In the United States more than 100,000 businesses failed after the Long depression. Railroad construction was greatly slowed down, as investors lost confidence in future growth. Building and manufacturing also declined significantly.

Mass unemployment caused nationwide demonstrations and strikes. At the peak of the crisis unemployment reached 14%. One in four laborers in New York was out of work in the winter of 1873-1874. In 1874 thousands of unemployed people demonstrated in New York's Tomkins Square Park, making it the largest demonstration in New York ever.

First general strike and fortunes ruined
The first general strike in the United States started in 1877 when employers at the Baltimore and Ohio Railroad attempted to cut the worker's wages for the second time in a year. Violent riots and confrontations with police soon followed, as the strike soon spread to the rest of the country. People who lost their life savings in the financial panic were also devastated.

Some of the men who were ruined in the stock market crash cursed everyone in their way, some of them despaired, and some went out of the street without saying a word in total disbelief of the events that took place. Others talked of the trouble in a jovial way and tried to borrow money from friends, brokers, anyone that would lend them. Unfortunately, there was not any hope for their losses.

In addition to the ruined fortunes of many common people, a strong antagonism developed between workers and the industry leaders, especially of banking and manufacturing. This tension would erupt into the labor unrest that marked the following decades. The collapse of cotton prices devastated the economy of United States. Although farm prices fell dramatically, agriculture continued to expand production.

Recovery starts with railroad expansion
Thousands of American businesses failed, defaulting on more than a billion dollars of debt. The sectors which experienced the most severe declines in output were manufacturing, construction, and railroads. Between 1873 and 1878, the total amount of railroad mileage in the United States barely increased at all.

Recovery began in 1878 with the railroad expansion and an excellent season of good crops slowly. Stocks began rising again and the confidence was brought back. The mileage of railroad track laid down increased from 2,665 mi (4,289 km) in 1878 to 11,568 in 1882. Construction began recovery by 1879, the value of building permits increased two and a half times between 1878 and 1883, and unemployment fell to 2.5% in spite of high immigration.
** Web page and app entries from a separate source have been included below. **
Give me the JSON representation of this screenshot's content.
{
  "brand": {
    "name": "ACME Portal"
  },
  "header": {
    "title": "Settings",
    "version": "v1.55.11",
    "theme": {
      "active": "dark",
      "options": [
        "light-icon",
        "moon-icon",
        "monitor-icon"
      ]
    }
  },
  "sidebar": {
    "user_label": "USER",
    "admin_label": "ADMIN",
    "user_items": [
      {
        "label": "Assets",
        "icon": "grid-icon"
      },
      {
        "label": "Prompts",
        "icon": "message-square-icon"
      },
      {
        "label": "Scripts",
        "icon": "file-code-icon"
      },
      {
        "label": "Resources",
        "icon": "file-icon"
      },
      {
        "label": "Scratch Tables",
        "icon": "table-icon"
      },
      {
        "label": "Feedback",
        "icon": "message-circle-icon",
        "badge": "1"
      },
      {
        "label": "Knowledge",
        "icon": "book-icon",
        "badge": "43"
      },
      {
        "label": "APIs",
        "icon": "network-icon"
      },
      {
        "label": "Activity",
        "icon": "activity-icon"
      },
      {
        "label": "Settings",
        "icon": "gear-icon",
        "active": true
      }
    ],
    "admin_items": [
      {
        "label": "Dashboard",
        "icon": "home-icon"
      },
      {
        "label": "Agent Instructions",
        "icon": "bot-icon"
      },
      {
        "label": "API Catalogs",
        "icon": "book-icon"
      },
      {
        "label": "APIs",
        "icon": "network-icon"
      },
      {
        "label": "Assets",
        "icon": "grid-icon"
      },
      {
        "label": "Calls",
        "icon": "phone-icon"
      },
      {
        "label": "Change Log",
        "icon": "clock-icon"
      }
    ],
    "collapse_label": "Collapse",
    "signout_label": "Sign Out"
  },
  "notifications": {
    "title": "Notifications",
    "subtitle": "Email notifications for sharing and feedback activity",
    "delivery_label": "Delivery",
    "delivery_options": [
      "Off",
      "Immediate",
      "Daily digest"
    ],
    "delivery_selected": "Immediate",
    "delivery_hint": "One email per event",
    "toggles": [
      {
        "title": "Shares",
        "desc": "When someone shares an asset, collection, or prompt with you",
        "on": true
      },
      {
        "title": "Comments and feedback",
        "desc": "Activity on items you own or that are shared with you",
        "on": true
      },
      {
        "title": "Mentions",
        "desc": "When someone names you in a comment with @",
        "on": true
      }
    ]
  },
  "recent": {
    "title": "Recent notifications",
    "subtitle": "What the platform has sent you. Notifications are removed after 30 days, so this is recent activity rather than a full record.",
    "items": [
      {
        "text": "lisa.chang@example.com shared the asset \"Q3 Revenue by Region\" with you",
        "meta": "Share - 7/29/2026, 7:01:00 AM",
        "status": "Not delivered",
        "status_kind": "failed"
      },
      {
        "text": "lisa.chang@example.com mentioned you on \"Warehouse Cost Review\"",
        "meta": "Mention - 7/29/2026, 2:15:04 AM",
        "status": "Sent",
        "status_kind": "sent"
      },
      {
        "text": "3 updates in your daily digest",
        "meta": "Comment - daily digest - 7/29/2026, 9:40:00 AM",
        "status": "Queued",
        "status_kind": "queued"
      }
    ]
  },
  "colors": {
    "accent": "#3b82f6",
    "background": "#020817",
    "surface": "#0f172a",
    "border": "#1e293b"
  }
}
Soon another era of prosperity ensued, which of course led to the next great crisis.

Related: The Great Depression